### WHAT IS BEING ASKED
Among the entries below, find the lines that hold the word "label" and report them.

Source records
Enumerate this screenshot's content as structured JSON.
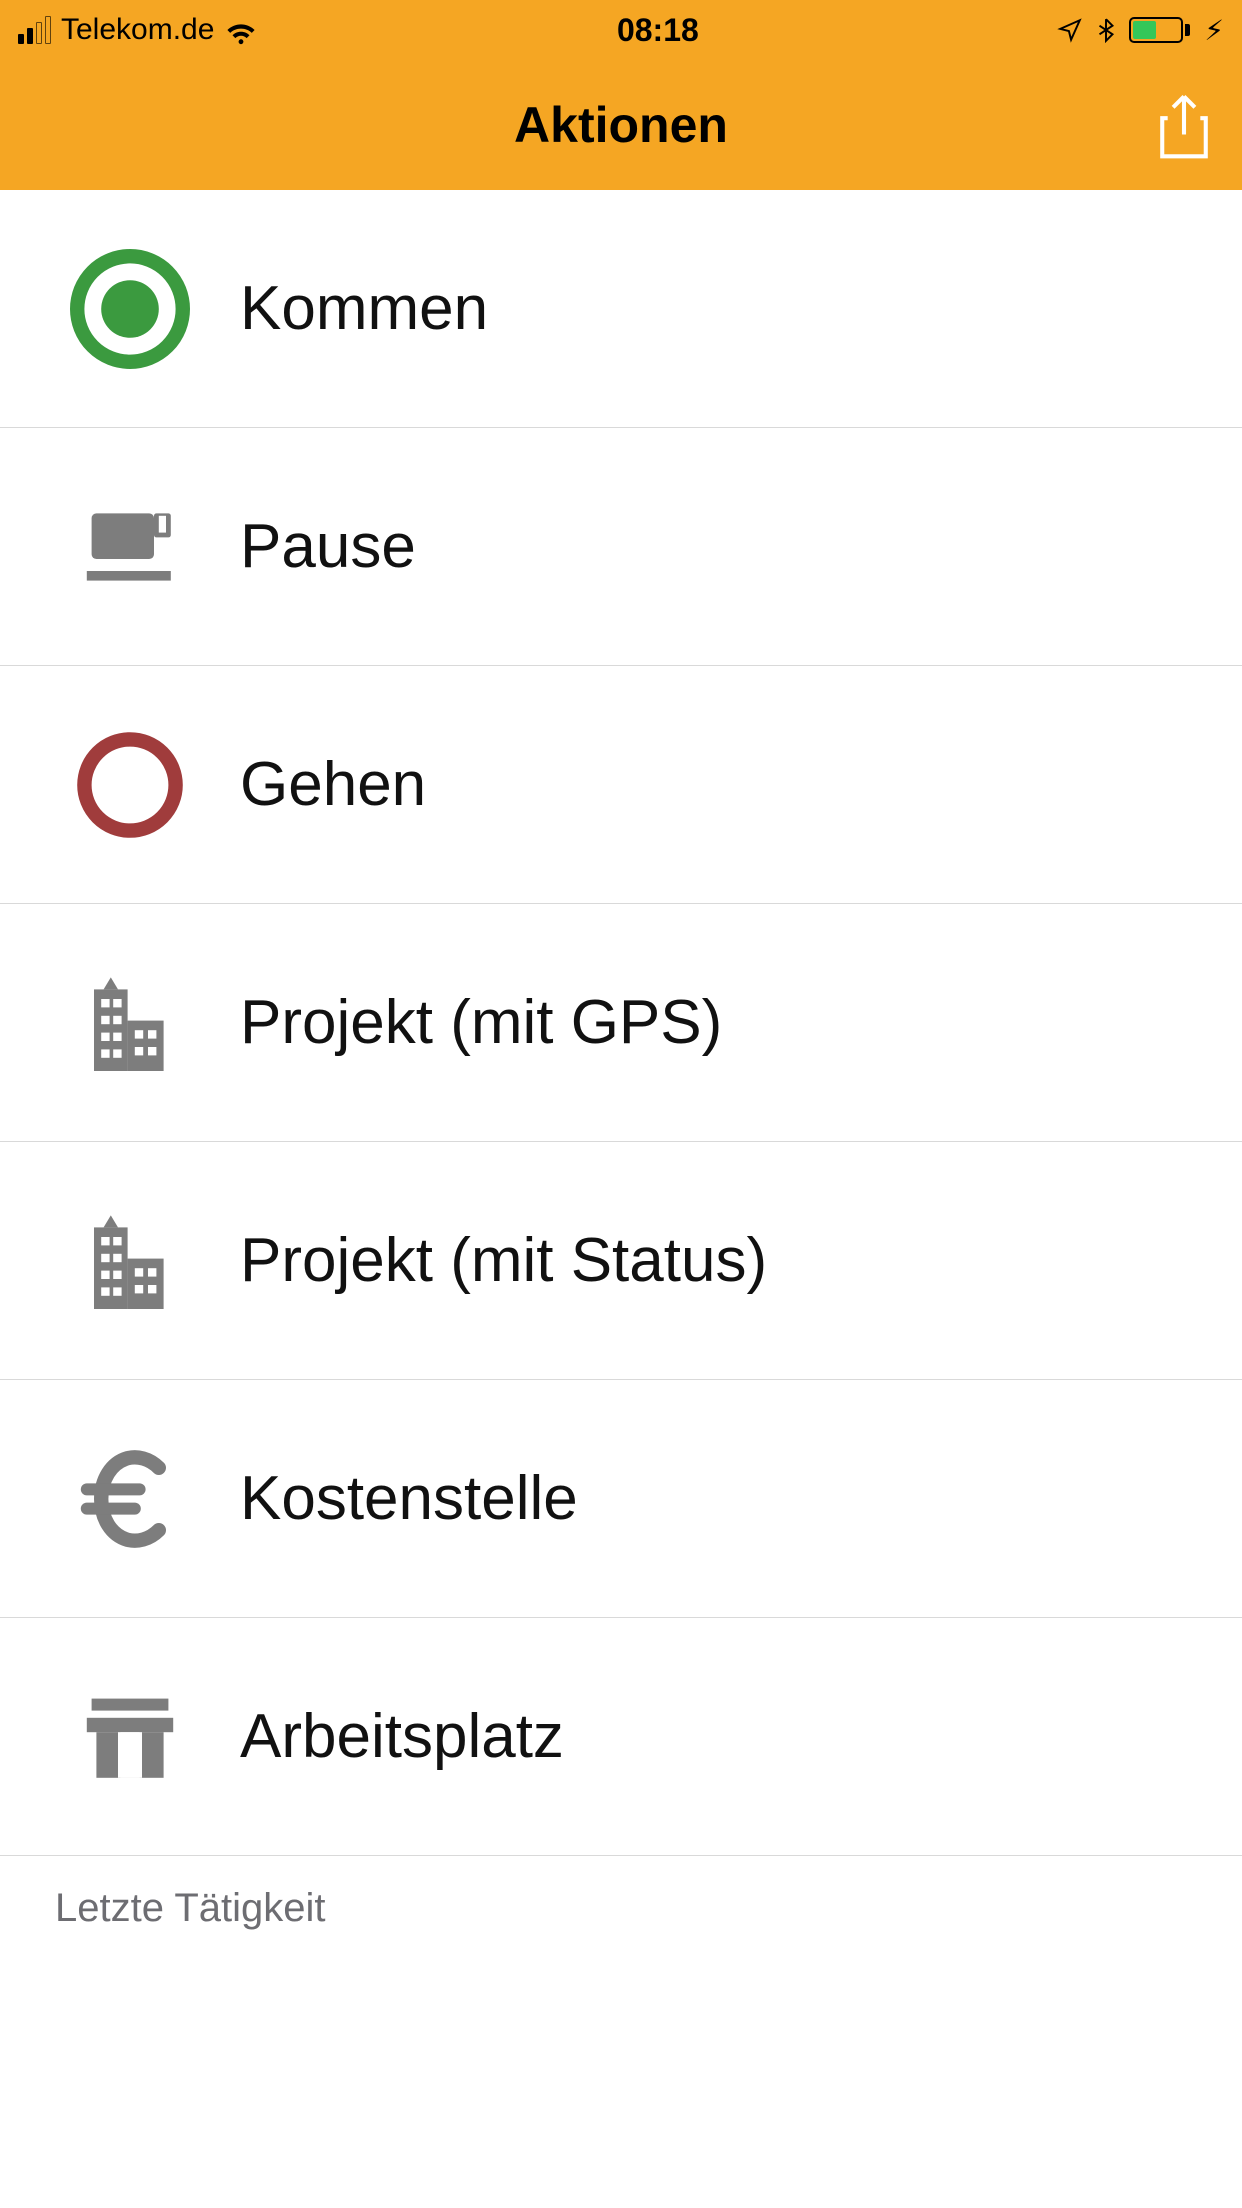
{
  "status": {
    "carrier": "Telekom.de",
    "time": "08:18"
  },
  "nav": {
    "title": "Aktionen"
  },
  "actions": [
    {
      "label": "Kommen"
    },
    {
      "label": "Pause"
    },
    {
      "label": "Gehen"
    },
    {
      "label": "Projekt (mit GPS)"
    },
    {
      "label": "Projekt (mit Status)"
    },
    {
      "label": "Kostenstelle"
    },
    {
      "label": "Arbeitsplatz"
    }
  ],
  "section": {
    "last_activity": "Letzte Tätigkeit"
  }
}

### RESULT OF THE EXERCISE
      "label": "Kommen"
      "label": "Pause"
      "label": "Gehen"
      "label": "Projekt (mit GPS)"
      "label": "Projekt (mit Status)"
      "label": "Kostenstelle"
      "label": "Arbeitsplatz"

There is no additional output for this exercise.